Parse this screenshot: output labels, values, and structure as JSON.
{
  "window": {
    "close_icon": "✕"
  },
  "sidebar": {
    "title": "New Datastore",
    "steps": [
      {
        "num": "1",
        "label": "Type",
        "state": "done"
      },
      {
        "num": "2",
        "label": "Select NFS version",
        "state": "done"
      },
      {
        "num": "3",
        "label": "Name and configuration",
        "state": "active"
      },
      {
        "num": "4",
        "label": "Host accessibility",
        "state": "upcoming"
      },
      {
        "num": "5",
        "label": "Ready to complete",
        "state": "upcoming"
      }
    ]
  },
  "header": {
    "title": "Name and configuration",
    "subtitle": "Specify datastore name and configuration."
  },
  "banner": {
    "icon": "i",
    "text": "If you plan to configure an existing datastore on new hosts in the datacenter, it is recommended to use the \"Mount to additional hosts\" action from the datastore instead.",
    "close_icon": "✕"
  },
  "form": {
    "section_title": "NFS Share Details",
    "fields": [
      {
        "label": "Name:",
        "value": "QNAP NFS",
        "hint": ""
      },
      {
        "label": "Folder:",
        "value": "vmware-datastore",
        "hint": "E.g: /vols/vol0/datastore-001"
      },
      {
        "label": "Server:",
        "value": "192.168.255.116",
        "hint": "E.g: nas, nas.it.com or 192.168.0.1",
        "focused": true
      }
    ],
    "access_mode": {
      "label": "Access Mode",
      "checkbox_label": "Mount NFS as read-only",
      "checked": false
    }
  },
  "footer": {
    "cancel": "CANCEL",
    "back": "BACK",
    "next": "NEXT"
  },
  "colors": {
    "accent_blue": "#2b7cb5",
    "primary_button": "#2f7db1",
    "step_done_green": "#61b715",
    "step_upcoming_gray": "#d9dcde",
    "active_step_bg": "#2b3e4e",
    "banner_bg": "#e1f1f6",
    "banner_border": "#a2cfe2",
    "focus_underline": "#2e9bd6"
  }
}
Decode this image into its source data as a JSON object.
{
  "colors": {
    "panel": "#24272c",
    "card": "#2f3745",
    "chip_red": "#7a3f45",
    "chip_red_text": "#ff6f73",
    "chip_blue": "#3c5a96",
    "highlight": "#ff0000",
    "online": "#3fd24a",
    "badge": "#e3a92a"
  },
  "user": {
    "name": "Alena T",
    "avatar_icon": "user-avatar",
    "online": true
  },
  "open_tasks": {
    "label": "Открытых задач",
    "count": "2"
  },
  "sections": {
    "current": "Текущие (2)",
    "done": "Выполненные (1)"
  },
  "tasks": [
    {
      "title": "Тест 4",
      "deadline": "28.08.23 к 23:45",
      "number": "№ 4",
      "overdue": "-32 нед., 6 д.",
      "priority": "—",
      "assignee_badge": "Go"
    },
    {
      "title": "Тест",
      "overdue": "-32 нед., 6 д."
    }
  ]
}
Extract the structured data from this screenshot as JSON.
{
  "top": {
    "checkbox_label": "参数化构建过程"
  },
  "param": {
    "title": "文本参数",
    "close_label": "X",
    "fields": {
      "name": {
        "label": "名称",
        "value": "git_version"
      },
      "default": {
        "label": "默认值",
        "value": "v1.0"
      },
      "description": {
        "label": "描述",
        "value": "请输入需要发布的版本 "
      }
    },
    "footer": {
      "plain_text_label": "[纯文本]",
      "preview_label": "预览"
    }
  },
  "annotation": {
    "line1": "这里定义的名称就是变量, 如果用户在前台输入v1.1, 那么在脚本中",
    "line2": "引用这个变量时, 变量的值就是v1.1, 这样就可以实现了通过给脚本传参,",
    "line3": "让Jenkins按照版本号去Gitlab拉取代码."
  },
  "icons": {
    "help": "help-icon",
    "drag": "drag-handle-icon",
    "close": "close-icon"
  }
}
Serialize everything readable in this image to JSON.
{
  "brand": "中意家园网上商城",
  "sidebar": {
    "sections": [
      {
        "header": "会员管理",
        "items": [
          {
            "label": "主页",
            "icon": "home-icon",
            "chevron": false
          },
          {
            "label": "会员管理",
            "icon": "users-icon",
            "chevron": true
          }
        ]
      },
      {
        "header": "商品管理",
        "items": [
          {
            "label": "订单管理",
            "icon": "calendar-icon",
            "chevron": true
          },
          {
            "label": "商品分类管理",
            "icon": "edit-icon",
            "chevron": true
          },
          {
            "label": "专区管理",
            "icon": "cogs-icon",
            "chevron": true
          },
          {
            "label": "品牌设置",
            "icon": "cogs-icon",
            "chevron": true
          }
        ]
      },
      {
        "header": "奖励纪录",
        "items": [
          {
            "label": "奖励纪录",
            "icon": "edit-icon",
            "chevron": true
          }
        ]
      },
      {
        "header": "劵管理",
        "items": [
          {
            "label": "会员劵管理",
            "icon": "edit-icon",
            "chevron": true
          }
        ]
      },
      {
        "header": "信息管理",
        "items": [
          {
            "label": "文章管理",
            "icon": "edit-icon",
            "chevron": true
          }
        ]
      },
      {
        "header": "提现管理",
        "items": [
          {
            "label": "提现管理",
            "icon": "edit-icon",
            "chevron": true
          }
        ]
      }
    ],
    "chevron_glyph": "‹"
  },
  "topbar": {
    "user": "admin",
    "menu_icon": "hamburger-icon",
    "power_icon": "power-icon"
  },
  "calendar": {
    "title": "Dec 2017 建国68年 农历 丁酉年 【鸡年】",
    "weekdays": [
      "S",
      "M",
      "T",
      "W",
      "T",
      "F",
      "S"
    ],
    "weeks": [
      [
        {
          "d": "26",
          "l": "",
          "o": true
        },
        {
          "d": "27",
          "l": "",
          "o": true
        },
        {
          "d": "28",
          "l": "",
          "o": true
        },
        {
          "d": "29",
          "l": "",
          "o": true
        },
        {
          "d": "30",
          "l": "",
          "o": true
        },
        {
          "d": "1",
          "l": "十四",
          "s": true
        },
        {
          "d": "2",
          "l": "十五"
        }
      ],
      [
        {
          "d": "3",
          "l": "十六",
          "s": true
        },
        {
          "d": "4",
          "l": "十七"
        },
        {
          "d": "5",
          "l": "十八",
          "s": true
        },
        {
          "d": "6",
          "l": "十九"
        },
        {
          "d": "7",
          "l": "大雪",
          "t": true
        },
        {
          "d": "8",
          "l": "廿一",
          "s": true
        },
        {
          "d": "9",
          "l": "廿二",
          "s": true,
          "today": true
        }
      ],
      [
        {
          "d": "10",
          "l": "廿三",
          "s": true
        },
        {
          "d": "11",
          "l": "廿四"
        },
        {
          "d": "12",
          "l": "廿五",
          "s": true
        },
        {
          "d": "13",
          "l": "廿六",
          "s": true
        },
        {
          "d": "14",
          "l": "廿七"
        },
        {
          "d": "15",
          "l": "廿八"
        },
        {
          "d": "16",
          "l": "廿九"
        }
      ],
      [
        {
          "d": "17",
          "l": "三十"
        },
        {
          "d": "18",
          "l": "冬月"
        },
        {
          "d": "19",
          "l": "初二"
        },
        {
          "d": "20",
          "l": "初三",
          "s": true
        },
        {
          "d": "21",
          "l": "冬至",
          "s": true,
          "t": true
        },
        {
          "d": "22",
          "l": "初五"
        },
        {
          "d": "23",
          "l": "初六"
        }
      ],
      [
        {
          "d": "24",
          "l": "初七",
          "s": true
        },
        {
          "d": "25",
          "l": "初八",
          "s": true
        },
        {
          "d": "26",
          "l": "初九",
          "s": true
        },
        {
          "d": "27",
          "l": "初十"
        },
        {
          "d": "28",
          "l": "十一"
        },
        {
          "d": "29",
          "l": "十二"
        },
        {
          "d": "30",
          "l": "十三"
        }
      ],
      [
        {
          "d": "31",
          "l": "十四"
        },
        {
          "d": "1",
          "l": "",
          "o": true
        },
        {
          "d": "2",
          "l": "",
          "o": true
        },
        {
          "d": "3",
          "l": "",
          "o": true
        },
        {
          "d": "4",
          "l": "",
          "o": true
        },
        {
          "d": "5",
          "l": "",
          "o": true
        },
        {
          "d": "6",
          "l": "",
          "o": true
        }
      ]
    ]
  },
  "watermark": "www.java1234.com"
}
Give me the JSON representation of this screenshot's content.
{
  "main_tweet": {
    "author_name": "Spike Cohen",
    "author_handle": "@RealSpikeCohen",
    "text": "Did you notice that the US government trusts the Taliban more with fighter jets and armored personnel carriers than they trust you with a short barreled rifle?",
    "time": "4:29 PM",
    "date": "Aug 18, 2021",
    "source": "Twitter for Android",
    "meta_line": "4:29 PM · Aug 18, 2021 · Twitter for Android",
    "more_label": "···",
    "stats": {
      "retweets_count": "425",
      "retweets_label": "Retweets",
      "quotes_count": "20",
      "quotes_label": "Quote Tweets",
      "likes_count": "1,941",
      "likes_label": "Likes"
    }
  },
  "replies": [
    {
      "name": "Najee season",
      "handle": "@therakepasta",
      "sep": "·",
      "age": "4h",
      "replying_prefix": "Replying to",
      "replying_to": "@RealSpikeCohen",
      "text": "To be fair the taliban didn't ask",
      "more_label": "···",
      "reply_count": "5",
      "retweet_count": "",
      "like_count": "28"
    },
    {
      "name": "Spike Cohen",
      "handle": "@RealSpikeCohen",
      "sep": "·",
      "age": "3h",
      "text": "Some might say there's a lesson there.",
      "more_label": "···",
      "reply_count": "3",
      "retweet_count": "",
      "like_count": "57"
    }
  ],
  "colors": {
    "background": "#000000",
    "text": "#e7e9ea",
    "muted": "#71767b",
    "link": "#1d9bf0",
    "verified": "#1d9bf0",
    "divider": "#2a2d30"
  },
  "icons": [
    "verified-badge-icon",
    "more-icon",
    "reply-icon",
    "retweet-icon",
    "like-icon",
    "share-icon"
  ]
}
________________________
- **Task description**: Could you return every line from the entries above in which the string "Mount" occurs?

- **Reply**:
    "text": "If you plan to configure an existing datastore on new hosts in the datacenter, it is recommended to use the \"Mount to additional hosts\" action from the datastore instead.",
      "checkbox_label": "Mount NFS as read-only",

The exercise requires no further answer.